INSTRUCTIONS TO FOLLOW: Restate, in full and unchanged, the entries that follow, but not their pictures.

──────── EXTRACTED INFORMATION

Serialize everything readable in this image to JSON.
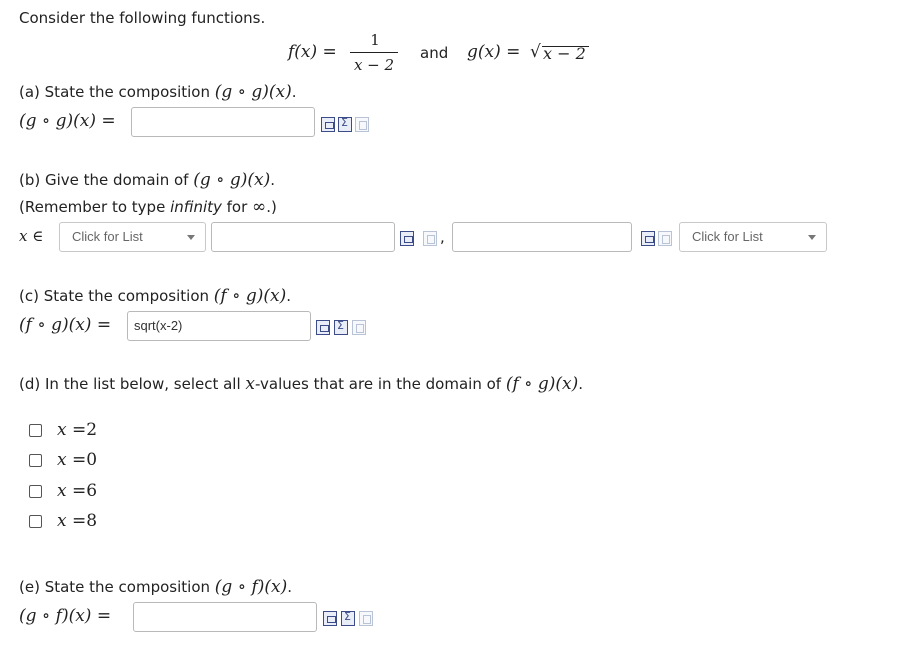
{
  "intro": "Consider the following functions.",
  "functions": {
    "f_lhs": "f(x) =",
    "f_num": "1",
    "f_den": "x − 2",
    "and": "and",
    "g_lhs": "g(x) =",
    "g_root": "√",
    "g_radicand": "x − 2"
  },
  "part_a": {
    "prompt_text": "(a) State the composition ",
    "prompt_math": "(g ∘ g)(x)",
    "prompt_end": ".",
    "lhs": "(g ∘ g)(x) =",
    "answer_value": ""
  },
  "part_b": {
    "prompt_text": "(b) Give the domain of ",
    "prompt_math": "(g ∘ g)(x)",
    "prompt_end": ".",
    "remember_1": "(Remember to type ",
    "remember_italic": "infinity",
    "remember_2": " for ",
    "remember_sym": "∞",
    "remember_3": ".)",
    "lhs": "x ∈",
    "left_bracket_select": "Click for List",
    "lower_value": "",
    "comma": ",",
    "upper_value": "",
    "right_bracket_select": "Click for List"
  },
  "part_c": {
    "prompt_text": "(c) State the composition ",
    "prompt_math": "(f ∘ g)(x)",
    "prompt_end": ".",
    "lhs": "(f ∘ g)(x) =",
    "answer_value": "sqrt(x-2)"
  },
  "part_d": {
    "prompt_text_1": "(d) In the list below, select all ",
    "prompt_var": "x",
    "prompt_text_2": "-values that are in the domain of ",
    "prompt_math": "(f ∘ g)(x)",
    "prompt_end": ".",
    "options": [
      {
        "var": "x",
        "eq": "=",
        "val": "2"
      },
      {
        "var": "x",
        "eq": "=",
        "val": "0"
      },
      {
        "var": "x",
        "eq": "=",
        "val": "6"
      },
      {
        "var": "x",
        "eq": "=",
        "val": "8"
      }
    ]
  },
  "part_e": {
    "prompt_text": "(e) State the composition ",
    "prompt_math": "(g ∘ f)(x)",
    "prompt_end": ".",
    "lhs": "(g ∘ f)(x) =",
    "answer_value": ""
  }
}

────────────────

SOLUTION TO THIS EXERCISE:
Serialize everything readable in this image to JSON.
{
  "intro": "Consider the following functions.",
  "functions": {
    "f_lhs": "f(x) =",
    "f_num": "1",
    "f_den": "x − 2",
    "and": "and",
    "g_lhs": "g(x) =",
    "g_root": "√",
    "g_radicand": "x − 2"
  },
  "part_a": {
    "prompt_text": "(a) State the composition ",
    "prompt_math": "(g ∘ g)(x)",
    "prompt_end": ".",
    "lhs": "(g ∘ g)(x) =",
    "answer_value": ""
  },
  "part_b": {
    "prompt_text": "(b) Give the domain of ",
    "prompt_math": "(g ∘ g)(x)",
    "prompt_end": ".",
    "remember_1": "(Remember to type ",
    "remember_italic": "infinity",
    "remember_2": " for ",
    "remember_sym": "∞",
    "remember_3": ".)",
    "lhs": "x ∈",
    "left_bracket_select": "Click for List",
    "lower_value": "",
    "comma": ",",
    "upper_value": "",
    "right_bracket_select": "Click for List"
  },
  "part_c": {
    "prompt_text": "(c) State the composition ",
    "prompt_math": "(f ∘ g)(x)",
    "prompt_end": ".",
    "lhs": "(f ∘ g)(x) =",
    "answer_value": "sqrt(x-2)"
  },
  "part_d": {
    "prompt_text_1": "(d) In the list below, select all ",
    "prompt_var": "x",
    "prompt_text_2": "-values that are in the domain of ",
    "prompt_math": "(f ∘ g)(x)",
    "prompt_end": ".",
    "options": [
      {
        "var": "x",
        "eq": "=",
        "val": "2"
      },
      {
        "var": "x",
        "eq": "=",
        "val": "0"
      },
      {
        "var": "x",
        "eq": "=",
        "val": "6"
      },
      {
        "var": "x",
        "eq": "=",
        "val": "8"
      }
    ]
  },
  "part_e": {
    "prompt_text": "(e) State the composition ",
    "prompt_math": "(g ∘ f)(x)",
    "prompt_end": ".",
    "lhs": "(g ∘ f)(x) =",
    "answer_value": ""
  }
}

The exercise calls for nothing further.